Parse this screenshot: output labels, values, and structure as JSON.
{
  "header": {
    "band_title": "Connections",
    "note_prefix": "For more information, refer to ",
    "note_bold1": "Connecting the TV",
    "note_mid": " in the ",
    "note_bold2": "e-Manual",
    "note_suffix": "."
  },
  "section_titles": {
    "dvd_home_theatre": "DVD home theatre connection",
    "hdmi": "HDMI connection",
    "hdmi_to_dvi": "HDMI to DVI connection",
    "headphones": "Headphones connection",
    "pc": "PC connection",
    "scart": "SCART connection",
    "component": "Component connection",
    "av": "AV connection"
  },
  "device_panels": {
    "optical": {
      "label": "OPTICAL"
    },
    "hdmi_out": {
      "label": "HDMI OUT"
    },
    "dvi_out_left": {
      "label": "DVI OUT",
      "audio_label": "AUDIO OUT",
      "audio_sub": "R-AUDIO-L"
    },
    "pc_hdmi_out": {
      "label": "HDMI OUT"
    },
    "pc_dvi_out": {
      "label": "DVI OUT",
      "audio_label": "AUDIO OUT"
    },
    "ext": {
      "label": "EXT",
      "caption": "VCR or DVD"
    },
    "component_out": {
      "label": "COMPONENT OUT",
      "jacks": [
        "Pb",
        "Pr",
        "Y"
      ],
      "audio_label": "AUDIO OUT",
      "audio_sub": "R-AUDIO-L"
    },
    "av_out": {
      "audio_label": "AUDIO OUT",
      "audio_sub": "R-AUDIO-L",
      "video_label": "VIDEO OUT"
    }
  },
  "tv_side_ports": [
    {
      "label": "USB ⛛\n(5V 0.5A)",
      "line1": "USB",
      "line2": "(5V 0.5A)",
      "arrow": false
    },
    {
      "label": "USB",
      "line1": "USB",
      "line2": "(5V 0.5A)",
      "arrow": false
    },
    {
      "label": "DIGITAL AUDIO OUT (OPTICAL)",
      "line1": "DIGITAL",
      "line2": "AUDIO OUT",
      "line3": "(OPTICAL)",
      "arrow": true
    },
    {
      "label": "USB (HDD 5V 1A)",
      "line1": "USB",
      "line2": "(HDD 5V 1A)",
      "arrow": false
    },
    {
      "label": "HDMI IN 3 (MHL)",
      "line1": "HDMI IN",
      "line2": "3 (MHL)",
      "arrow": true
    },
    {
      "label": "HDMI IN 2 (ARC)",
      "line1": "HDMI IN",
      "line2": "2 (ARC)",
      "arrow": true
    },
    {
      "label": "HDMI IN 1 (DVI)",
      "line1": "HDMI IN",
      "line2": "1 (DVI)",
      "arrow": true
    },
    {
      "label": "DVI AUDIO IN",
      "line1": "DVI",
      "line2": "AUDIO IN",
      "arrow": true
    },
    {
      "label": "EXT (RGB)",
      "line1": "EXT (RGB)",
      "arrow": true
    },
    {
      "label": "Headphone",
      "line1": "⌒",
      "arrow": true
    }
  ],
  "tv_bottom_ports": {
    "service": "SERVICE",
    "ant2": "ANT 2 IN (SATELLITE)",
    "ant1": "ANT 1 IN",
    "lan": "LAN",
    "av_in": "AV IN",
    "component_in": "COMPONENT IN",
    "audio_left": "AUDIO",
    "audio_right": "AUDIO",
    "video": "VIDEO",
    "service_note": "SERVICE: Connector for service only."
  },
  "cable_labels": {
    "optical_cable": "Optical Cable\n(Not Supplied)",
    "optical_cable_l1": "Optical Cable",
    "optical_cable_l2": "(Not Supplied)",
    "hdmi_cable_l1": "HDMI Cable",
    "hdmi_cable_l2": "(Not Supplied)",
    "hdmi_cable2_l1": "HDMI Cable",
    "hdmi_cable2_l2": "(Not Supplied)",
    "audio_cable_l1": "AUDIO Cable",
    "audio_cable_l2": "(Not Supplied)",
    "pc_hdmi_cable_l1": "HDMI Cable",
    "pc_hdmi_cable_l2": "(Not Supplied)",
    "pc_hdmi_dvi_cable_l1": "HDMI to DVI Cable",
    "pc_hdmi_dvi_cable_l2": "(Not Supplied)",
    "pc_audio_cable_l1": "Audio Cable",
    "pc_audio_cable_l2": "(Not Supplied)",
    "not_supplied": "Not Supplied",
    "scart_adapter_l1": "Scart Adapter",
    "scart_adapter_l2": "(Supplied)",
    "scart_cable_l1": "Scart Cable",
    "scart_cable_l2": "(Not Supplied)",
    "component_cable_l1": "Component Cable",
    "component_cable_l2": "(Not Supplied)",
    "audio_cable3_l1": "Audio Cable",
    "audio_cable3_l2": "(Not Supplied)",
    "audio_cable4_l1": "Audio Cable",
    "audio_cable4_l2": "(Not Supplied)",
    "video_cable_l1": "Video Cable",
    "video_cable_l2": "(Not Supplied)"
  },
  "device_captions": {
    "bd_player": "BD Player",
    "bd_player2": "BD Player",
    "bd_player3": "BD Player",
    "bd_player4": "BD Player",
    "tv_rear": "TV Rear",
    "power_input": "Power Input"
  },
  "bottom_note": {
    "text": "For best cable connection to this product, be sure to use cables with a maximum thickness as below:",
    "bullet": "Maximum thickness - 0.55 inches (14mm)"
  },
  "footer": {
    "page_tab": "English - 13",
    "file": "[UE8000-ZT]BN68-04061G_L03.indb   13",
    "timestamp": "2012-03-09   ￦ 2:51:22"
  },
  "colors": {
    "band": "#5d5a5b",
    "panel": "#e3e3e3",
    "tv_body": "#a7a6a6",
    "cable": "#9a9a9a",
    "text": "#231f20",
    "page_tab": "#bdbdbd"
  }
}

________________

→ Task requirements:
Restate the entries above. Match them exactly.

→ Solution:
Parse this screenshot: output labels, values, and structure as JSON.
{
  "header": {
    "band_title": "Connections",
    "note_prefix": "For more information, refer to ",
    "note_bold1": "Connecting the TV",
    "note_mid": " in the ",
    "note_bold2": "e-Manual",
    "note_suffix": "."
  },
  "section_titles": {
    "dvd_home_theatre": "DVD home theatre connection",
    "hdmi": "HDMI connection",
    "hdmi_to_dvi": "HDMI to DVI connection",
    "headphones": "Headphones connection",
    "pc": "PC connection",
    "scart": "SCART connection",
    "component": "Component connection",
    "av": "AV connection"
  },
  "device_panels": {
    "optical": {
      "label": "OPTICAL"
    },
    "hdmi_out": {
      "label": "HDMI OUT"
    },
    "dvi_out_left": {
      "label": "DVI OUT",
      "audio_label": "AUDIO OUT",
      "audio_sub": "R-AUDIO-L"
    },
    "pc_hdmi_out": {
      "label": "HDMI OUT"
    },
    "pc_dvi_out": {
      "label": "DVI OUT",
      "audio_label": "AUDIO OUT"
    },
    "ext": {
      "label": "EXT",
      "caption": "VCR or DVD"
    },
    "component_out": {
      "label": "COMPONENT OUT",
      "jacks": [
        "Pb",
        "Pr",
        "Y"
      ],
      "audio_label": "AUDIO OUT",
      "audio_sub": "R-AUDIO-L"
    },
    "av_out": {
      "audio_label": "AUDIO OUT",
      "audio_sub": "R-AUDIO-L",
      "video_label": "VIDEO OUT"
    }
  },
  "tv_side_ports": [
    {
      "label": "USB ⛛\n(5V 0.5A)",
      "line1": "USB",
      "line2": "(5V 0.5A)",
      "arrow": false
    },
    {
      "label": "USB",
      "line1": "USB",
      "line2": "(5V 0.5A)",
      "arrow": false
    },
    {
      "label": "DIGITAL AUDIO OUT (OPTICAL)",
      "line1": "DIGITAL",
      "line2": "AUDIO OUT",
      "line3": "(OPTICAL)",
      "arrow": true
    },
    {
      "label": "USB (HDD 5V 1A)",
      "line1": "USB",
      "line2": "(HDD 5V 1A)",
      "arrow": false
    },
    {
      "label": "HDMI IN 3 (MHL)",
      "line1": "HDMI IN",
      "line2": "3 (MHL)",
      "arrow": true
    },
    {
      "label": "HDMI IN 2 (ARC)",
      "line1": "HDMI IN",
      "line2": "2 (ARC)",
      "arrow": true
    },
    {
      "label": "HDMI IN 1 (DVI)",
      "line1": "HDMI IN",
      "line2": "1 (DVI)",
      "arrow": true
    },
    {
      "label": "DVI AUDIO IN",
      "line1": "DVI",
      "line2": "AUDIO IN",
      "arrow": true
    },
    {
      "label": "EXT (RGB)",
      "line1": "EXT (RGB)",
      "arrow": true
    },
    {
      "label": "Headphone",
      "line1": "⌒",
      "arrow": true
    }
  ],
  "tv_bottom_ports": {
    "service": "SERVICE",
    "ant2": "ANT 2 IN (SATELLITE)",
    "ant1": "ANT 1 IN",
    "lan": "LAN",
    "av_in": "AV IN",
    "component_in": "COMPONENT IN",
    "audio_left": "AUDIO",
    "audio_right": "AUDIO",
    "video": "VIDEO",
    "service_note": "SERVICE: Connector for service only."
  },
  "cable_labels": {
    "optical_cable": "Optical Cable\n(Not Supplied)",
    "optical_cable_l1": "Optical Cable",
    "optical_cable_l2": "(Not Supplied)",
    "hdmi_cable_l1": "HDMI Cable",
    "hdmi_cable_l2": "(Not Supplied)",
    "hdmi_cable2_l1": "HDMI Cable",
    "hdmi_cable2_l2": "(Not Supplied)",
    "audio_cable_l1": "AUDIO Cable",
    "audio_cable_l2": "(Not Supplied)",
    "pc_hdmi_cable_l1": "HDMI Cable",
    "pc_hdmi_cable_l2": "(Not Supplied)",
    "pc_hdmi_dvi_cable_l1": "HDMI to DVI Cable",
    "pc_hdmi_dvi_cable_l2": "(Not Supplied)",
    "pc_audio_cable_l1": "Audio Cable",
    "pc_audio_cable_l2": "(Not Supplied)",
    "not_supplied": "Not Supplied",
    "scart_adapter_l1": "Scart Adapter",
    "scart_adapter_l2": "(Supplied)",
    "scart_cable_l1": "Scart Cable",
    "scart_cable_l2": "(Not Supplied)",
    "component_cable_l1": "Component Cable",
    "component_cable_l2": "(Not Supplied)",
    "audio_cable3_l1": "Audio Cable",
    "audio_cable3_l2": "(Not Supplied)",
    "audio_cable4_l1": "Audio Cable",
    "audio_cable4_l2": "(Not Supplied)",
    "video_cable_l1": "Video Cable",
    "video_cable_l2": "(Not Supplied)"
  },
  "device_captions": {
    "bd_player": "BD Player",
    "bd_player2": "BD Player",
    "bd_player3": "BD Player",
    "bd_player4": "BD Player",
    "tv_rear": "TV Rear",
    "power_input": "Power Input"
  },
  "bottom_note": {
    "text": "For best cable connection to this product, be sure to use cables with a maximum thickness as below:",
    "bullet": "Maximum thickness - 0.55 inches (14mm)"
  },
  "footer": {
    "page_tab": "English - 13",
    "file": "[UE8000-ZT]BN68-04061G_L03.indb   13",
    "timestamp": "2012-03-09   ￦ 2:51:22"
  },
  "colors": {
    "band": "#5d5a5b",
    "panel": "#e3e3e3",
    "tv_body": "#a7a6a6",
    "cable": "#9a9a9a",
    "text": "#231f20",
    "page_tab": "#bdbdbd"
  }
}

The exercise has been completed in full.